Those in favour of independence refer to the Treaty of Simulambuco of 1885 – the year of the Berlin conference, where Europeans redrew the map of Africa. In this treaty, the traditional leaders of Cabinda placed themselves under Portuguese authority as a protectorate. In turn, the Portuguese offered protection for territorial integrity. The Angolan government refuses to recognise this, arguing that Cabinda had already been an integral part of Angola in colonial times.

In 2006, the government managed to sign a peace treaty with several of the rebels united in the Fórum Cabindês para o Diálogo (FCD). Since that time, their leader Bento Bembe is a minister in the government. But not all factions of the completely fragmented FLEC have joined the peace treaty. Yet, the government did not refrain from choosing Cabinda as a venue for the Africa Cup so they could show the world that the war is over. The attack on the Togo team on 8 January by military FLEC groups showed that peace is far away in the oil-rich enclave.

Beside the military groups, a strong civil autonomy movement has formed in Cabinda over the past years, working against the growing militarisation of the province: the Mpalabanda organisation led by civil rights activist Raul Danda and Agostinho Chicaia. After several cases of torture and arbitrary arrests, the organisation was banned by the government in 2006.

When the Togo team bus was attacked, the assistant, a spokesman and the driver died. The government used this opportunity to take massive actions against the civil rights activists in Cabinda. The Catholic priest Raul Tati, the lawyer Francisco Luemba and the university professor Belchior Lanso – all former Mpalabanda members – were arrested.

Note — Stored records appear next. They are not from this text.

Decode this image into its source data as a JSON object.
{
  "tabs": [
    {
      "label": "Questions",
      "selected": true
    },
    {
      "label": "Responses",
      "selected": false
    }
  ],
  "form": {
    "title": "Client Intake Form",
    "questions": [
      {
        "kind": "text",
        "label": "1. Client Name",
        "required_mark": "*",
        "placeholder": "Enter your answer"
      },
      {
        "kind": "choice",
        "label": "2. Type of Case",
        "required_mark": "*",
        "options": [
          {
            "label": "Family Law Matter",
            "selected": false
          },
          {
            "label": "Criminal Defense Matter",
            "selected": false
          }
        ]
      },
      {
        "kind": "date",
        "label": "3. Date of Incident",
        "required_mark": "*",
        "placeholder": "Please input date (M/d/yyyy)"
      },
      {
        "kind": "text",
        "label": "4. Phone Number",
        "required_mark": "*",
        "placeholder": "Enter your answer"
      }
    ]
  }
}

Ever since, human rights organisations such as Human Rights Watch and Amnesty International (AI) are demanding their release. The AI Angola expert Muluka-Anne Miti explains that: “Amnesty International is concerned that the attack on the football team was used as an excuse to arrest human rights activists.”

What exactly the arrested activists are accused of remains unclear. Allegedly, they have committed “crimes against state security”. As yet, all appeals to release them were fruitless. Therefore, what remains of the Africa Cup in Angola are unused stadiums, a constitution tailored to the president and arrested human rights activists.